With the Florida Legislature again showing a limited depth and understanding of the state’s problems, I can find no better time than now re-run this book review, originally published at the Political Hurricane last year. Martin Dyckman who covered the Tallahassee scene for the St Petersburg Times from the 1960s until the 1990s, has written a masterpiece about Florida political history that should be required reading for every current state legislator. Dyckman starts his narrative in the late 1960s as Florida’s constitutional revision is taking place. Claude Kirk is the Governor, one of only three Republican Governors to win the South post Great Depression (all were elected in 1966 or 1967) and Florida’s first GOP Governor since the Reconstitution era. Kirk’s eccentric nature moved Florida forward on some counts, notably the environment where he deferred to Nathaniel Reed, but backwards in other aspects such as labor relations, social policy and civility. Askew’s election in 1970 was badly needed, and served the state well.
As Dyckman demonstrates in this work, the 1970s were a glory era in Florida politics as the fast growing state became the envy of the sunbelt with a smart progressive leadership under Governors Reubin Askew, and Bob Graham as well as a proactive cabinet and cooperative House of Representatives. Government in the Sunshine and other progressive reforms were the handiwork of enlightened and talented Democrats who hold no equal in today’s Florida. But they were also made possible by Republicans whose independence and understanding of Florida made them valuable allies for Askew, Graham and others in the fight against an obstructionist State Senate led by Dempsey Barron and other conservatives.
House Minority Leader Don Reed’s statesmanlike in his approach and willingness to work with Democratic leaders of different stripes on issues like Tax Reform, Government Reform, Environmental Protection, Judicial Reform and Growth Management was very different than the GOP leaders of today. In fact, with political corruption at record levels, the traditional Florida GOP was part of the solution working with good government Democrats to solve the problem and pass new laws that safeguarded public funds and the public trust. This was the case at both the state and local levels. With liberal Democrats and moderate Republicans a governing coalition emerged that saw state and local Government as a means to combat Florida’s problems.
The author makes a very strong point about the switch from multi-member districts to single-member districts. It is a point I have often made privately that we have developed more narrow minded and ideological, reflexively conservative legislators since the change in the early 1980s. Dyckman tells story after story in his book that illustrate the points I have made above but perhaps he gave his most memorable story about Askew’s speech to the pro-big business Council of 100:

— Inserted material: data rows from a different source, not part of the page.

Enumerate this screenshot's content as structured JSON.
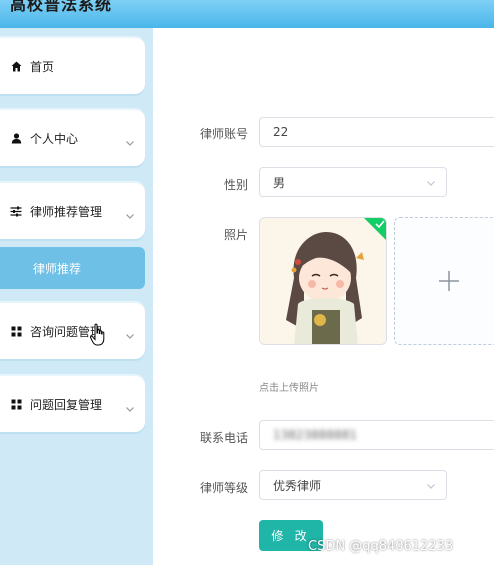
{
  "header": {
    "title": "高校普法系统"
  },
  "sidebar": {
    "items": [
      {
        "label": "首页",
        "icon": "home-icon"
      },
      {
        "label": "个人中心",
        "icon": "user-icon"
      },
      {
        "label": "律师推荐管理",
        "icon": "sliders-icon"
      },
      {
        "label": "咨询问题管理",
        "icon": "grid-icon"
      },
      {
        "label": "问题回复管理",
        "icon": "grid-icon"
      }
    ],
    "active_sub": {
      "label": "律师推荐"
    }
  },
  "form": {
    "account": {
      "label": "律师账号",
      "value": "22"
    },
    "gender": {
      "label": "性别",
      "value": "男"
    },
    "photo": {
      "label": "照片",
      "hint": "点击上传照片"
    },
    "phone": {
      "label": "联系电话",
      "value": "13823888881"
    },
    "level": {
      "label": "律师等级",
      "value": "优秀律师"
    },
    "submit_label": "修 改"
  },
  "watermark": "CSDN @qq840612233",
  "colors": {
    "header": "#49b6ea",
    "sidebar_bg": "#cfe9f6",
    "active_item": "#6ec0e6",
    "submit": "#1fb5a7",
    "success_badge": "#13ce66"
  }
}
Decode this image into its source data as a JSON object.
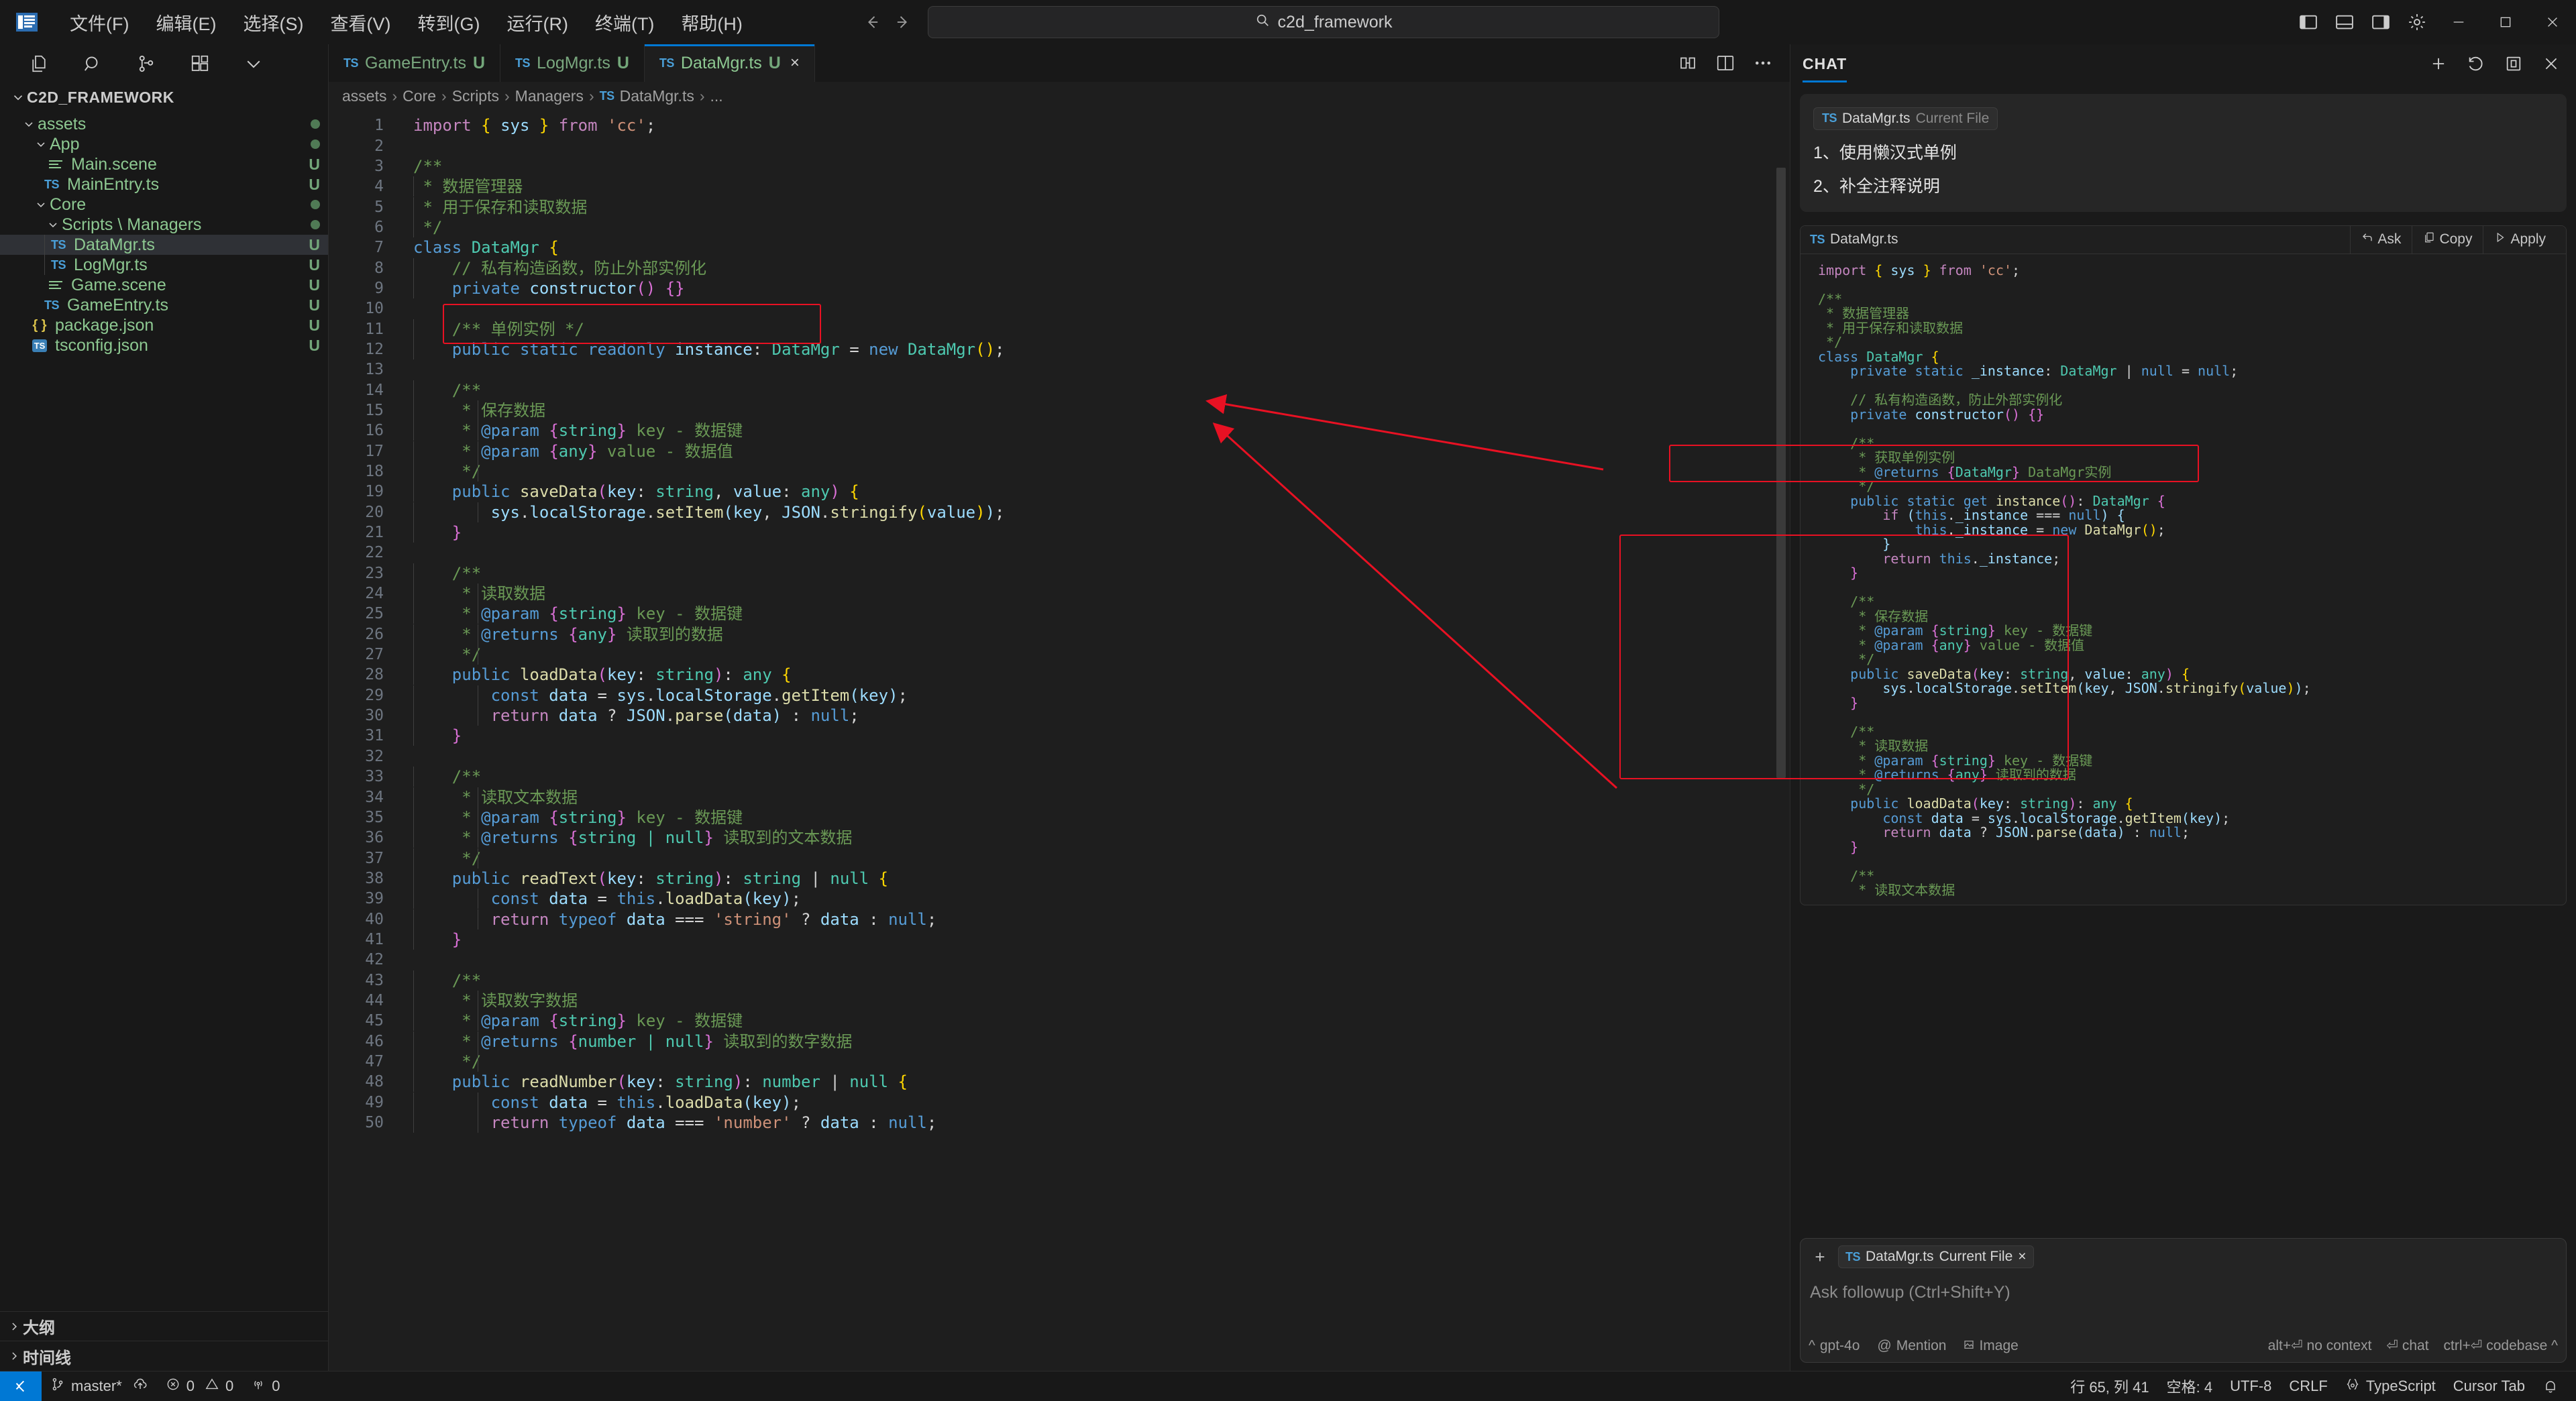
{
  "titlebar": {
    "app_icon": "vscode-logo-icon",
    "menus": [
      "文件(F)",
      "编辑(E)",
      "选择(S)",
      "查看(V)",
      "转到(G)",
      "运行(R)",
      "终端(T)",
      "帮助(H)"
    ],
    "search_value": "c2d_framework",
    "nav_back": "back-icon",
    "nav_forward": "forward-icon",
    "layout_icons": [
      "toggle-primary-sidebar-icon",
      "toggle-panel-icon",
      "toggle-secondary-sidebar-icon",
      "settings-gear-icon"
    ],
    "window_controls": [
      "minimize",
      "maximize",
      "close"
    ]
  },
  "sidebar": {
    "actions": [
      "new-file-icon",
      "search-icon",
      "source-control-icon",
      "extensions-icon",
      "more-actions-icon"
    ],
    "explorer_title": "C2D_FRAMEWORK",
    "tree": [
      {
        "label": "assets",
        "indent": 1,
        "type": "folder",
        "expanded": true,
        "badge": "dot"
      },
      {
        "label": "App",
        "indent": 2,
        "type": "folder",
        "expanded": true,
        "badge": "dot"
      },
      {
        "label": "Main.scene",
        "indent": 3,
        "type": "scene",
        "badge": "U"
      },
      {
        "label": "MainEntry.ts",
        "indent": 3,
        "type": "ts",
        "badge": "U"
      },
      {
        "label": "Core",
        "indent": 2,
        "type": "folder",
        "expanded": true,
        "badge": "dot"
      },
      {
        "label": "Scripts \\ Managers",
        "indent": 3,
        "type": "folder",
        "expanded": true,
        "badge": "dot"
      },
      {
        "label": "DataMgr.ts",
        "indent": 4,
        "type": "ts",
        "badge": "U",
        "selected": true
      },
      {
        "label": "LogMgr.ts",
        "indent": 4,
        "type": "ts",
        "badge": "U"
      },
      {
        "label": "Game.scene",
        "indent": 3,
        "type": "scene",
        "badge": "U"
      },
      {
        "label": "GameEntry.ts",
        "indent": 3,
        "type": "ts",
        "badge": "U"
      },
      {
        "label": "package.json",
        "indent": 2,
        "type": "json",
        "badge": "U"
      },
      {
        "label": "tsconfig.json",
        "indent": 2,
        "type": "tsconfig",
        "badge": "U"
      }
    ],
    "bottom_panels": [
      "大纲",
      "时间线"
    ]
  },
  "editor": {
    "tabs": [
      {
        "label": "GameEntry.ts",
        "status": "U",
        "active": false,
        "icon": "ts-file-icon"
      },
      {
        "label": "LogMgr.ts",
        "status": "U",
        "active": false,
        "icon": "ts-file-icon"
      },
      {
        "label": "DataMgr.ts",
        "status": "U",
        "active": true,
        "icon": "ts-file-icon",
        "close": "×"
      }
    ],
    "tab_actions": [
      "split-editor-icon",
      "open-changes-icon",
      "more-actions-icon"
    ],
    "breadcrumb": [
      "assets",
      "Core",
      "Scripts",
      "Managers",
      "DataMgr.ts",
      "..."
    ],
    "code_lines": [
      {
        "n": 1,
        "text": "import { sys } from 'cc';"
      },
      {
        "n": 2,
        "text": ""
      },
      {
        "n": 3,
        "text": "/**"
      },
      {
        "n": 4,
        "text": " * 数据管理器"
      },
      {
        "n": 5,
        "text": " * 用于保存和读取数据"
      },
      {
        "n": 6,
        "text": " */"
      },
      {
        "n": 7,
        "text": "class DataMgr {"
      },
      {
        "n": 8,
        "text": "    // 私有构造函数，防止外部实例化"
      },
      {
        "n": 9,
        "text": "    private constructor() {}"
      },
      {
        "n": 10,
        "text": ""
      },
      {
        "n": 11,
        "text": "    /** 单例实例 */"
      },
      {
        "n": 12,
        "text": "    public static readonly instance: DataMgr = new DataMgr();"
      },
      {
        "n": 13,
        "text": ""
      },
      {
        "n": 14,
        "text": "    /**"
      },
      {
        "n": 15,
        "text": "     * 保存数据"
      },
      {
        "n": 16,
        "text": "     * @param {string} key - 数据键"
      },
      {
        "n": 17,
        "text": "     * @param {any} value - 数据值"
      },
      {
        "n": 18,
        "text": "     */"
      },
      {
        "n": 19,
        "text": "    public saveData(key: string, value: any) {"
      },
      {
        "n": 20,
        "text": "        sys.localStorage.setItem(key, JSON.stringify(value));"
      },
      {
        "n": 21,
        "text": "    }"
      },
      {
        "n": 22,
        "text": ""
      },
      {
        "n": 23,
        "text": "    /**"
      },
      {
        "n": 24,
        "text": "     * 读取数据"
      },
      {
        "n": 25,
        "text": "     * @param {string} key - 数据键"
      },
      {
        "n": 26,
        "text": "     * @returns {any} 读取到的数据"
      },
      {
        "n": 27,
        "text": "     */"
      },
      {
        "n": 28,
        "text": "    public loadData(key: string): any {"
      },
      {
        "n": 29,
        "text": "        const data = sys.localStorage.getItem(key);"
      },
      {
        "n": 30,
        "text": "        return data ? JSON.parse(data) : null;"
      },
      {
        "n": 31,
        "text": "    }"
      },
      {
        "n": 32,
        "text": ""
      },
      {
        "n": 33,
        "text": "    /**"
      },
      {
        "n": 34,
        "text": "     * 读取文本数据"
      },
      {
        "n": 35,
        "text": "     * @param {string} key - 数据键"
      },
      {
        "n": 36,
        "text": "     * @returns {string | null} 读取到的文本数据"
      },
      {
        "n": 37,
        "text": "     */"
      },
      {
        "n": 38,
        "text": "    public readText(key: string): string | null {"
      },
      {
        "n": 39,
        "text": "        const data = this.loadData(key);"
      },
      {
        "n": 40,
        "text": "        return typeof data === 'string' ? data : null;"
      },
      {
        "n": 41,
        "text": "    }"
      },
      {
        "n": 42,
        "text": ""
      },
      {
        "n": 43,
        "text": "    /**"
      },
      {
        "n": 44,
        "text": "     * 读取数字数据"
      },
      {
        "n": 45,
        "text": "     * @param {string} key - 数据键"
      },
      {
        "n": 46,
        "text": "     * @returns {number | null} 读取到的数字数据"
      },
      {
        "n": 47,
        "text": "     */"
      },
      {
        "n": 48,
        "text": "    public readNumber(key: string): number | null {"
      },
      {
        "n": 49,
        "text": "        const data = this.loadData(key);"
      },
      {
        "n": 50,
        "text": "        return typeof data === 'number' ? data : null;"
      }
    ],
    "highlight_label": "singleton-instance-highlight"
  },
  "chat": {
    "title": "CHAT",
    "header_icons": [
      "new-chat-icon",
      "history-icon",
      "open-editor-icon",
      "close-icon"
    ],
    "message": {
      "context_chip": {
        "file": "DataMgr.ts",
        "scope": "Current File",
        "icon": "ts-file-icon"
      },
      "lines": [
        "1、使用懒汉式单例",
        "2、补全注释说明"
      ]
    },
    "codeblock": {
      "filename": "DataMgr.ts",
      "actions": [
        {
          "label": "Ask",
          "icon": "ask-arrow-icon"
        },
        {
          "label": "Copy",
          "icon": "copy-icon"
        },
        {
          "label": "Apply",
          "icon": "play-icon"
        }
      ],
      "lines": [
        "import { sys } from 'cc';",
        "",
        "/**",
        " * 数据管理器",
        " * 用于保存和读取数据",
        " */",
        "class DataMgr {",
        "    private static _instance: DataMgr | null = null;",
        "",
        "    // 私有构造函数，防止外部实例化",
        "    private constructor() {}",
        "",
        "    /**",
        "     * 获取单例实例",
        "     * @returns {DataMgr} DataMgr实例",
        "     */",
        "    public static get instance(): DataMgr {",
        "        if (this._instance === null) {",
        "            this._instance = new DataMgr();",
        "        }",
        "        return this._instance;",
        "    }",
        "",
        "    /**",
        "     * 保存数据",
        "     * @param {string} key - 数据键",
        "     * @param {any} value - 数据值",
        "     */",
        "    public saveData(key: string, value: any) {",
        "        sys.localStorage.setItem(key, JSON.stringify(value));",
        "    }",
        "",
        "    /**",
        "     * 读取数据",
        "     * @param {string} key - 数据键",
        "     * @returns {any} 读取到的数据",
        "     */",
        "    public loadData(key: string): any {",
        "        const data = sys.localStorage.getItem(key);",
        "        return data ? JSON.parse(data) : null;",
        "    }",
        "",
        "    /**",
        "     * 读取文本数据"
      ]
    },
    "input": {
      "add_context_icon": "plus-icon",
      "context_chip": {
        "file": "DataMgr.ts",
        "scope": "Current File",
        "remove": "×"
      },
      "placeholder": "Ask followup (Ctrl+Shift+Y)",
      "model": "gpt-4o",
      "mention": "Mention",
      "image": "Image",
      "hint_no_context": "alt+⏎ no context",
      "hint_chat": "⏎ chat",
      "hint_codebase": "ctrl+⏎ codebase ^"
    }
  },
  "status_bar": {
    "remote_icon": "remote-window-icon",
    "branch": "master*",
    "sync_icon": "cloud-upload-icon",
    "errors": "0",
    "warnings": "0",
    "ports": "0",
    "cursor_position": "行 65, 列 41",
    "indentation": "空格: 4",
    "encoding": "UTF-8",
    "eol": "CRLF",
    "language": "TypeScript",
    "cursor_tab": "Cursor Tab",
    "bell_icon": "notifications-bell-icon",
    "accent": "#0078d4"
  },
  "colors": {
    "accent": "#0078d4",
    "highlight_box": "#e81123",
    "bg": "#1e1e1e",
    "chrome": "#181818"
  }
}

The ballroom of the luxurious Breakers resort (in Palm Beach) was filled with men in tuxedos and women resplendent in gowns and jewels. They were powerful, prosperous people unaccustomed to the sort of tongue-lashing that Askew, speaking without a script, was about to give them. “We don’t have too many poor people in this room tonight,” he said, contrasting the glittering scene with the poverty of migrant labor shacks at nearby Pahokee. Florida “isn’t so beautiful for a lot of other people, and there’s no reason for it, Florida being so affluent as it is,” he declared. “This is not the end of tax reform,” he told them, “but the beginning — the beginning of a new day.”
Askew’s rhetoric in this speech was nothing unusual for him. The Governor’s strong courage in his convictions steered Florida through a very difficult transition and had more of an impact on making the state worth living in than any other Floridian in the 20th Century. Today’s leaders could learn a great deal by simply reading this book.